The autonomous lawyer is a lawyer’s lawyer. She determines on her own what the best course of events are. She will not be dictated to and is self-reliant in her understanding of the law. She is not afraid to take creative steps to achieve her or her client’s goals. She is a trail-blazer.

However, as a leader the autonomous lawyer does not foster teamwork. While she provides an inspiring example as a capable lawyer, she is loathe to give up control. She will keep information to herself and only disclose on a need-to-know basis. She is distrustful of others to do work she’d rather do herself. In partner and law firm meetings she is more concerned with individual performance than team-building.
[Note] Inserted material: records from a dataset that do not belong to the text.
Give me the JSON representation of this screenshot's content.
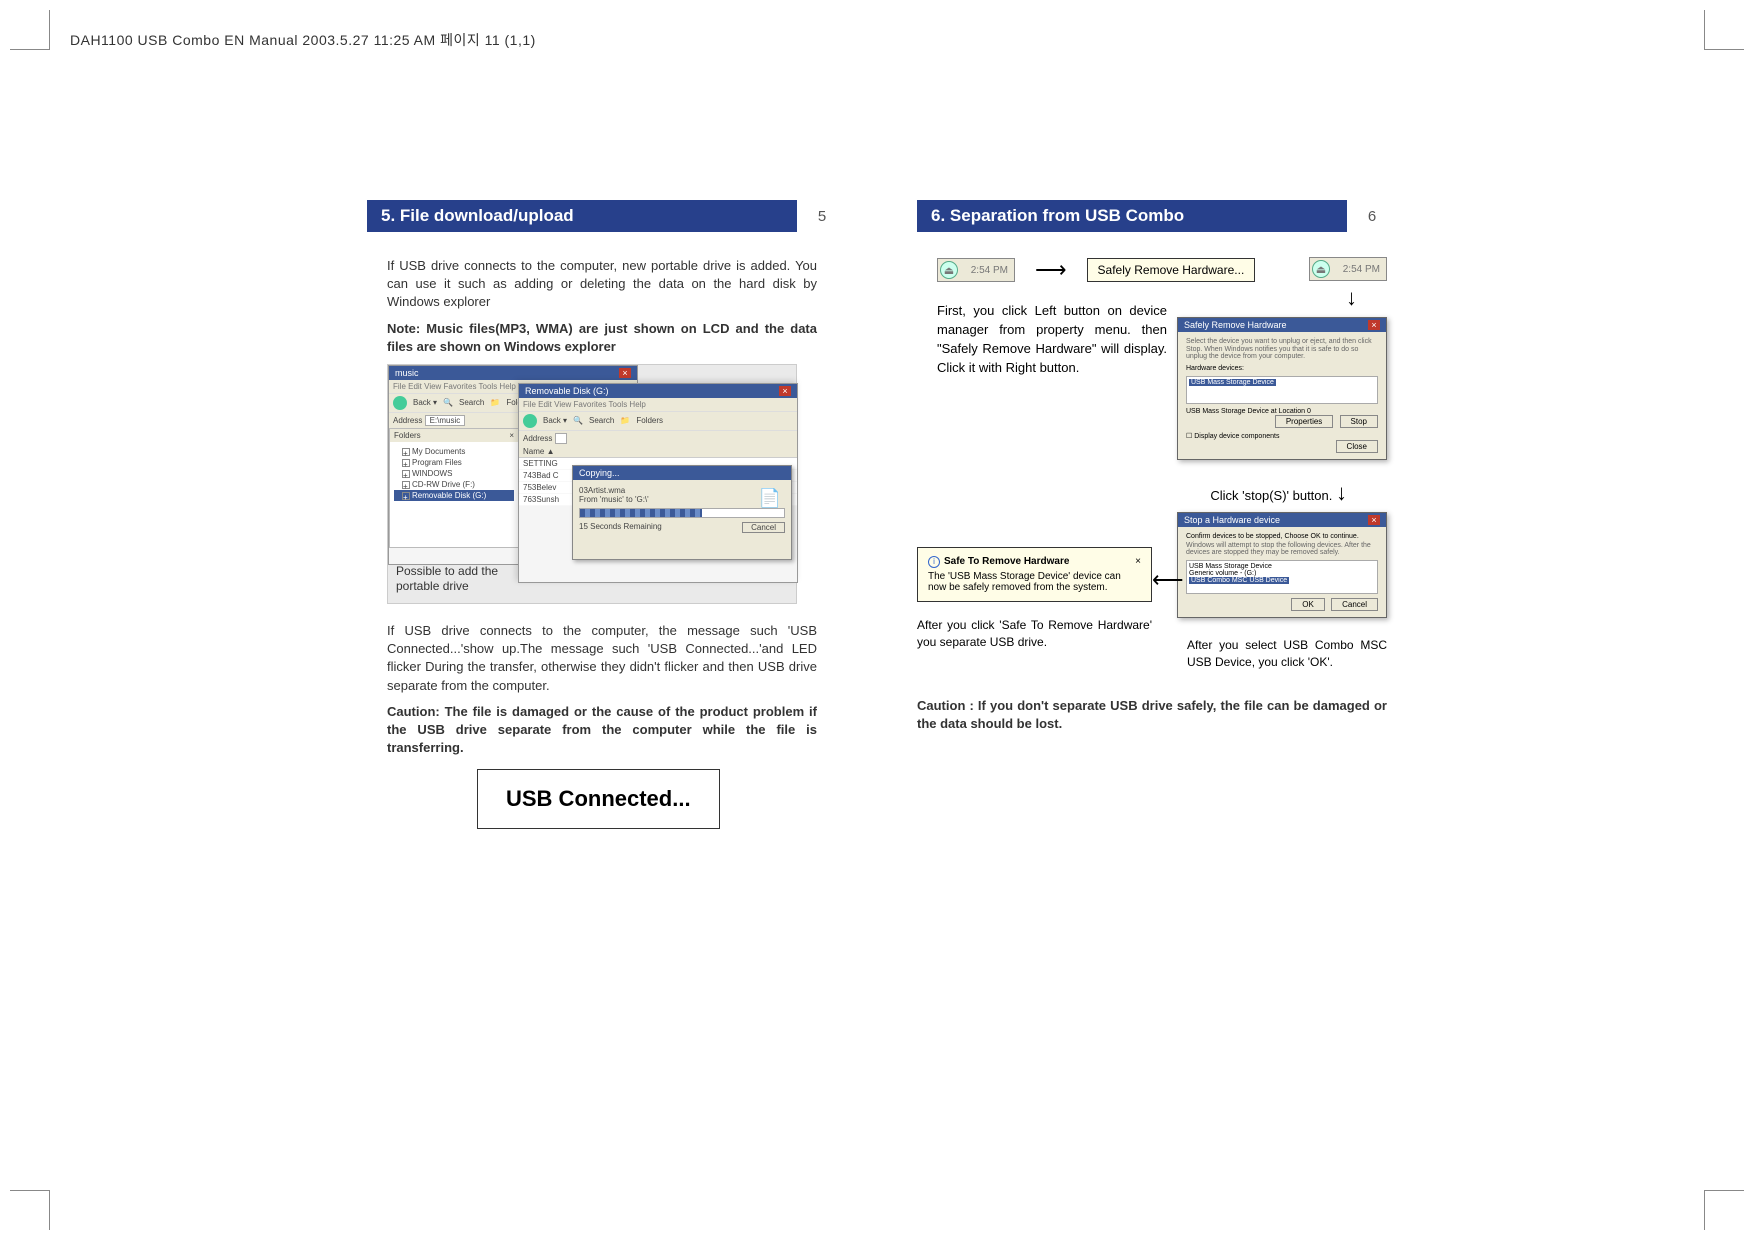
{
  "meta": {
    "header": "DAH1100 USB Combo EN Manual  2003.5.27 11:25 AM  페이지 11 (1,1)"
  },
  "left": {
    "title": "5. File download/upload",
    "page": "5",
    "p1": "If USB drive connects to the computer, new portable drive is added. You can use it such as adding or deleting the data on the hard disk by Windows explorer",
    "p1b": "Note: Music files(MP3, WMA) are just shown on LCD and the data files are shown on Windows explorer",
    "explorer": {
      "win1_title": "music",
      "menu": "File   Edit   View   Favorites   Tools   Help",
      "back": "Back  ▾",
      "search": "Search",
      "folders_btn": "Folders",
      "address_label": "Address",
      "address_value": "E:\\music",
      "folders_header": "Folders",
      "folder_items": [
        "My Documents",
        "Program Files",
        "WINDOWS",
        "CD-RW Drive (F:)",
        "Removable Disk (G:)"
      ],
      "win2_title": "Removable Disk (G:)",
      "file_name_col": "Name ▲",
      "files": [
        "SETTING",
        "743Bad C",
        "753Belev",
        "763Sunsh"
      ],
      "copy_title": "Copying...",
      "copy_file": "03Artist.wma",
      "copy_from": "From 'music' to 'G:\\'",
      "copy_remaining": "15 Seconds Remaining",
      "copy_cancel": "Cancel",
      "annotation": "Possible to add the portable drive"
    },
    "p2": "If USB drive connects to the computer, the message such 'USB Connected...'show up.The message such 'USB Connected...'and LED flicker During the transfer, otherwise they didn't flicker and then USB drive separate from the computer.",
    "p2b": "Caution: The file is damaged or the cause of the product problem if the USB drive separate from the computer while the file is transferring.",
    "usb_banner": "USB Connected..."
  },
  "right": {
    "title": "6. Separation from USB Combo",
    "page": "6",
    "tray_time": "2:54 PM",
    "tooltip": "Safely Remove Hardware...",
    "step1": "First, you click Left button on device manager from property menu. then \"Safely Remove Hardware\" will display. Click it with Right button.",
    "dlg1": {
      "title": "Safely Remove Hardware",
      "desc": "Select the device you want to unplug or eject, and then click Stop. When Windows notifies you that it is safe to do so unplug the device from your computer.",
      "hw_label": "Hardware devices:",
      "item": "USB Mass Storage Device",
      "sub": "USB Mass Storage Device at Location 0",
      "btn1": "Properties",
      "btn2": "Stop",
      "chk": "Display device components",
      "close": "Close"
    },
    "click_stop": "Click 'stop(S)' button.",
    "dlg2": {
      "title": "Stop a Hardware device",
      "desc": "Confirm devices to be stopped, Choose OK to continue.",
      "desc2": "Windows will attempt to stop the following devices. After the devices are stopped they may be removed safely.",
      "item1": "USB Mass Storage Device",
      "item2": "Generic volume - (G:)",
      "item3": "USB Combo MSC USB Device",
      "ok": "OK",
      "cancel": "Cancel"
    },
    "after_select": "After you select USB Combo MSC USB Device, you click 'OK'.",
    "balloon": {
      "title": "Safe To Remove Hardware",
      "body": "The 'USB Mass Storage Device' device can now be safely removed from the system."
    },
    "after_balloon": "After you click 'Safe To Remove Hardware'  you separate USB drive.",
    "caution": "Caution : If you don't separate USB drive safely, the file can be damaged or the data should be lost."
  }
}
If the goal of a law firm is to have the “best” lawyers it is easy to see that it may well end up accumulating a slew of autonomous lawyers. Each lawyer will want to do his own thing. For this reason Dr. Richard calls the attempt to get them on the same page “herding cats”. The problem is that where leadership is filled with autonomous lawyers, the ability of the firm to weather storms is undermined. Without a strong bond – a culture of team-building and working together, autonomous lawyers are destined to fail as a group.

The benefit of a diverse firm culture – primarily in diverse personalities but perhaps also in diverse backgrounds – is that the firm stands a better chance as a cohesive unit in rougher seas. Should dysfunction set in in a firm filled with autonomous lawyers, there is little hope of rescue. But a diverse set of personalities can form a bond between colleagues such that the sum of the parts is greater than the whole.

In the next post in this series we discuss a third dominant trait found in lawyers, urgency.

See the other posts in this series:

  1. The Average Lawyer Is 90% More Skeptical Than Everyone Else: what this means for your clients, your colleagues, and your firm.
  2. Inside the Lawyer’s Mind Part 2: Autonomy
  3. Inside the Lawyer’s Mind Part 3: Urgency
  4. Inside the Lawyer’s Mind Part 4: Sociability
  5. Inside the Lawyer’s Mind Part 5: Resilience
  6. Inside the Lawyer’s Mind Part 6: Managing Our Traits